I don't quite share your clarity of vision. But an HG Wells sci-fi conception of time as a sort of cosmic medium that we freely move through or that carries us forward as free willed agents and given the right gizmo could point and click our cursors into the past and rewrite events is so far as I know the least favoured idea among physicists, philosophers, and cosmologists seriously trying to figure out what the word time might actually mean.

Daniel Noyes
02-01-2016, 02:03 PM
Clearly, time travel from the future to the past is impossible. If it weren't impossible, due to the infinite nature of the future, there would have to be, eventually, someone from some time in the future with such a time machine, who wanted to travel back to our time. Also clearly, I think, were that to happen, it would be obvious, given the human propensity for scrutinizing the past and our ancestors, and since we haven't ever noticed such a thing, it can only mean that it just can't happen.

If one could travel backwards in time, someone would surely already have done so. The natural thing would be to go back a century farther than your target date, put a dime down on one sure thing after another, then pop ahead a hundred years when the compound interest would create billions for your scions. One would go to San Francisco in the 1830s and buy up all the bayside property, pop up to later in the same century and buy up all the railroad right of ways, and all the stock in railroad companies, and continue to win bets on every baseball and football playoff game played in any year.

If you could send a message, or even a very simple binary code or signal back in time only a few munites... you could become the richest man on earth by tradeing stocks, bonds etc.

very dangerous stuff

JimD
02-01-2016, 02:31 PM
A related article on quantum time. Not quite a fundamental description but a new description of the 'units' of time. This quote hints at my personal favourite idea of time as an aspect of conscious experience. What's new here is the possibility that bits of time are much bigger than Planck scale.


"The physical universe is really like a movie/motion picture, in which a series of still images shown on a screen creates the illusion of moving images," Faizal said. "Thus, if this view is taken seriously, then our conscious precipitation of physical reality based on continuous motion becomes an illusion produced by a discrete underlying mathematical structure."

Read more at: http://phys.org/news/2016-02-physicists-implications-quantum-mechanics-philosophy.html#jCp http://phys.org/news/2016-02-physicists-implications-quantum-mechanics-philosophy.html

willmarsh3
02-01-2016, 04:22 PM
have you seen the documentary, Idiocracy?

I saw that movie a while back.

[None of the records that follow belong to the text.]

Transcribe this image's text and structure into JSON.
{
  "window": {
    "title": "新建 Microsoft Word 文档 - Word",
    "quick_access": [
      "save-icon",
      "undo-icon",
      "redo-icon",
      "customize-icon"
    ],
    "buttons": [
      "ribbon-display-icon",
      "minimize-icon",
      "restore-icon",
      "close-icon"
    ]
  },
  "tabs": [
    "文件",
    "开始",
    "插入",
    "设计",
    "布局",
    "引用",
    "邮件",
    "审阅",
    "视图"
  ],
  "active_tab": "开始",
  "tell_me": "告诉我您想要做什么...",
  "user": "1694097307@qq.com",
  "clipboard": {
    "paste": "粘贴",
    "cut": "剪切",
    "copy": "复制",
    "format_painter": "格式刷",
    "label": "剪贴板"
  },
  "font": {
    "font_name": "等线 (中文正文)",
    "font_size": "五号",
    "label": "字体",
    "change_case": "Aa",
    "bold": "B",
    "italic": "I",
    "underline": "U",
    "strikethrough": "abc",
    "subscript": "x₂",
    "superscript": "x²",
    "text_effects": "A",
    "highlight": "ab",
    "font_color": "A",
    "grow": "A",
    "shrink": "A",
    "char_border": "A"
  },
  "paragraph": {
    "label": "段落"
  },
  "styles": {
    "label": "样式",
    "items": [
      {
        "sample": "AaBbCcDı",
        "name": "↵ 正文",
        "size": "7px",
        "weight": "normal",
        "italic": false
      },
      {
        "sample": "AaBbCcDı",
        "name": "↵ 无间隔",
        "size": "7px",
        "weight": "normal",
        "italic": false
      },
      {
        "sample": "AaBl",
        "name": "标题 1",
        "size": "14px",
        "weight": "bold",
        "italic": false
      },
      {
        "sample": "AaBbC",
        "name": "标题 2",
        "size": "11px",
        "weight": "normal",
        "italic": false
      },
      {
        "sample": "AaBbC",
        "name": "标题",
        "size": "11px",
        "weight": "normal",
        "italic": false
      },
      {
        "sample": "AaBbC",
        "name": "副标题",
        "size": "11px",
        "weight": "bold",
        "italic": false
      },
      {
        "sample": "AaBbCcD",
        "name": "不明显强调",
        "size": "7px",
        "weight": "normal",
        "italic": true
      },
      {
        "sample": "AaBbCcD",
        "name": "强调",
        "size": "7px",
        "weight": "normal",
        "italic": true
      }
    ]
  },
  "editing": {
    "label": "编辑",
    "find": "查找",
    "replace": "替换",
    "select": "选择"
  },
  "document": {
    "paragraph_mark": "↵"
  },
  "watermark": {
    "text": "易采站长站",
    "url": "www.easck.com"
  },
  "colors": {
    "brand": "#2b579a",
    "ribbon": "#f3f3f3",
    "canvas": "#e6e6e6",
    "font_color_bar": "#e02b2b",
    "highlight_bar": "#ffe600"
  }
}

It was quite interesting on showing a future that is entirely possible and maybe even likely.

I also watched "The Langoliers" which posits that time doesn't exist more than a short while ahead or behind.

Breakaway
02-01-2016, 04:36 PM
Stephen King explored some time-space shifting concepts in his novels. In particular, The Regulators, The Mist and The Dark Tower series come to mind. Simply put, action occurring in a different time tears through,or bleeds through, to the present.

Not that King's work is scientific, but having read some quantum physics, as well as King, I believe some of his work to have been influenced by the concept of spacetime,etc. As such, these works may offer a means to help intuit the actual science.

Kevin